If there’s one thing that researchers can’t agree on, it’s the effect that cannabis has on your mental health. We have a lot to learn before we understand how cannabis interacts with the brain, and although many cannabis users find that it helps control their anxiety, other users stay away from cannabis-induced paranoia.
In truth, cannabis can affect your mental health both positively and negatively. Before we explain why this is, let’s take a look at what anxiety is, and what we know about the neuroscience of cannabis.
In short, anxiety is a mental health disorder in which the body’s flight-or-fight response is over-reactive. An anxiety disorder can both amplify the stress you currently experience or manufacture new stressors that disrupt your ability to function.
Anxiety presents itself through a whole family of disorders. General Anxiety Disorder, Social Anxiety, Panic Disorder, PTSD, and OCD are all forms of dysfunctional anxiety, and while these disorders vary in degree and frequency, they make day-to-day life much harder to manage.

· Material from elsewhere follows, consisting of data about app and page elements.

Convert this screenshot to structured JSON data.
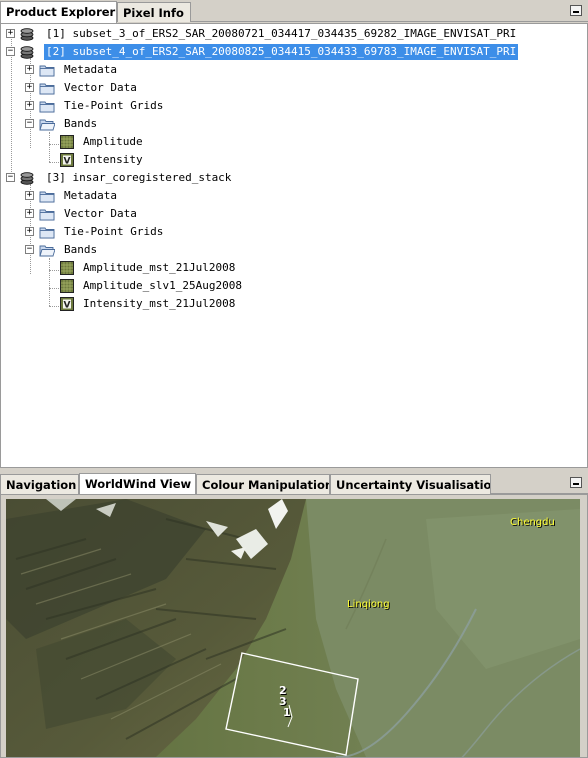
{
  "top_tabs": [
    {
      "label": "Product Explorer",
      "active": true,
      "closable": true
    },
    {
      "label": "Pixel Info",
      "active": false,
      "closable": false
    }
  ],
  "close_glyph": "⊗",
  "tree": {
    "products": [
      {
        "label": "[1] subset_3_of_ERS2_SAR_20080721_034417_034435_69282_IMAGE_ENVISAT_PRI",
        "expanded": false,
        "selected": false
      },
      {
        "label": "[2] subset_4_of_ERS2_SAR_20080825_034415_034433_69783_IMAGE_ENVISAT_PRI",
        "expanded": true,
        "selected": true,
        "nodes": [
          {
            "label": "Metadata"
          },
          {
            "label": "Vector Data"
          },
          {
            "label": "Tie-Point Grids"
          },
          {
            "label": "Bands",
            "bands": [
              {
                "label": "Amplitude",
                "icon": "band-raster-icon"
              },
              {
                "label": "Intensity",
                "icon": "band-virtual-icon",
                "icon_letter": "V"
              }
            ]
          }
        ]
      },
      {
        "label": "[3] insar_coregistered_stack",
        "expanded": true,
        "selected": false,
        "nodes": [
          {
            "label": "Metadata"
          },
          {
            "label": "Vector Data"
          },
          {
            "label": "Tie-Point Grids"
          },
          {
            "label": "Bands",
            "bands": [
              {
                "label": "Amplitude_mst_21Jul2008",
                "icon": "band-raster-icon"
              },
              {
                "label": "Amplitude_slv1_25Aug2008",
                "icon": "band-raster-icon"
              },
              {
                "label": "Intensity_mst_21Jul2008",
                "icon": "band-virtual-icon",
                "icon_letter": "V"
              }
            ]
          }
        ]
      }
    ]
  },
  "bottom_tabs": [
    {
      "label": "Navigation",
      "active": false,
      "closable": false
    },
    {
      "label": "WorldWind View",
      "active": true,
      "closable": true
    },
    {
      "label": "Colour Manipulation",
      "active": false,
      "closable": false
    },
    {
      "label": "Uncertainty Visualisation",
      "active": false,
      "closable": false
    }
  ],
  "map": {
    "places": [
      "Chengdu",
      "Linqiong"
    ],
    "footprint_numbers": [
      "2",
      "3",
      "1"
    ],
    "label_color": "#ffff33"
  },
  "colors": {
    "selection": "#3d8ee8",
    "panel_bg": "#d4d0c8"
  }
}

Several different neurochemicals influence the development of an anxiety disorder, including serotonin, norepinephrine, dopamine, GABA, and histamine. The relationship between these neurochemicals and cannabis is not fully understood, but a relationship does exist – resulting in cannabis’s effects on mental health.
The two active chemicals in cannabis, THC and CBD, affect the body in different ways. Both of them target brain receptors associated with the flight or fight response – the physical response associated with anxiety.
CBD, the “calming” chemical of cannabis, binds to CB1 receptors in the brain that lessen the flight or fight response. Many stress relief products today rely on CBD to ease the effects of anxiety. While CBD can’t cure anxiety, it can certainly calm the body down.
THC also targets CB1 receptors, but it has a different effect on the body. Known as the “psychoactive” component of cannabis, THC has a “bi-phasic” effect on anxiety. In low doses, THC reduces anxiety; in high doses, THC can increase feelings of paranoia and unease. This is because THC can overwhelm the amygdala, which is the part of the brain associated with fear and emotion. Although people can build their tolerance to THC, it should be consumed in moderation among people with anxiety.
Enjoy a variety of dabs and products for your convenience.
The short answer: potentially. In some states, therapists are licensed to prescribe cannabis products to help treat anxiety, depression, and other mood disorders. Some researchers even argue that cannabis can cure addiction.
Nonetheless, cannabis is not a standalone solution, and mental health treatment should involve the advice of a licensed therapist and/or psychiatrist. Cannabis can absolutely help people manage their day-to-day anxiety – but only with proper usage.